*Problem to work on*
From the listing below, pull each line that includes "icon".

───── Exercise materials

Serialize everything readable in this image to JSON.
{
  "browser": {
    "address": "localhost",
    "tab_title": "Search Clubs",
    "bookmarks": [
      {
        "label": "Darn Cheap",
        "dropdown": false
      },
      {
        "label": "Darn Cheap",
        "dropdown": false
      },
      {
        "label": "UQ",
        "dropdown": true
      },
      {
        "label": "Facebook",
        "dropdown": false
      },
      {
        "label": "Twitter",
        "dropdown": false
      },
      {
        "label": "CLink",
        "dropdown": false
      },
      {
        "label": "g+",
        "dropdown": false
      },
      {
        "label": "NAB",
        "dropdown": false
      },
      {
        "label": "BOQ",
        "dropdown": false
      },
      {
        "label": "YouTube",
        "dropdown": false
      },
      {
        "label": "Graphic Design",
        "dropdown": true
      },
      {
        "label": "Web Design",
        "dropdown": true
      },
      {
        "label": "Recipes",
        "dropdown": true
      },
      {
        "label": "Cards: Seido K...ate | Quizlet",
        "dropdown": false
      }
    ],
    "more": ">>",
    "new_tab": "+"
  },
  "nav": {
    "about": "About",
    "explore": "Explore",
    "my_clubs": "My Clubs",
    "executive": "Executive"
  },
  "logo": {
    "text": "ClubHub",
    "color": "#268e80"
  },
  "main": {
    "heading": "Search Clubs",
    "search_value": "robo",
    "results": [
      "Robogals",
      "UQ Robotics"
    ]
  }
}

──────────
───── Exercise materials

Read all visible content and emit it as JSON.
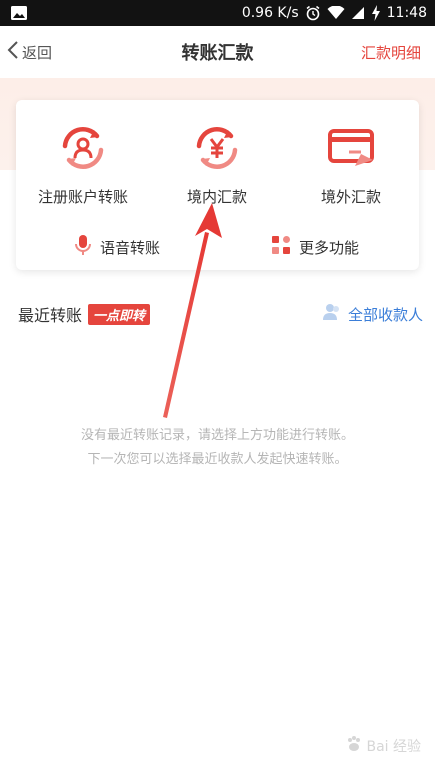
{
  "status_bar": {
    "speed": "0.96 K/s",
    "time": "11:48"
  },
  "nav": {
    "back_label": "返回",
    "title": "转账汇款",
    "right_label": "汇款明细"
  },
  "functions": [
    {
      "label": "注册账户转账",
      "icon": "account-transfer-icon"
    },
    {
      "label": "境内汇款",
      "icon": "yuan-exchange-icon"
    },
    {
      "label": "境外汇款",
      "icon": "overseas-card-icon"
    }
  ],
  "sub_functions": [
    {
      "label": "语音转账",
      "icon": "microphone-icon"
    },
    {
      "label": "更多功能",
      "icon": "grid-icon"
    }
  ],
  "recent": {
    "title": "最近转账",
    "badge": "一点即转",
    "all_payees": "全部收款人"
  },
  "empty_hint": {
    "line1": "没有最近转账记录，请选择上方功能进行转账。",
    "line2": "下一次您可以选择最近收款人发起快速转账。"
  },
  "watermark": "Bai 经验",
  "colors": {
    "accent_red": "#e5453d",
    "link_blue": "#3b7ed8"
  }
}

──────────

*Result of the exercise*
      "icon": "account-transfer-icon"
      "icon": "yuan-exchange-icon"
      "icon": "overseas-card-icon"
      "icon": "microphone-icon"
      "icon": "grid-icon"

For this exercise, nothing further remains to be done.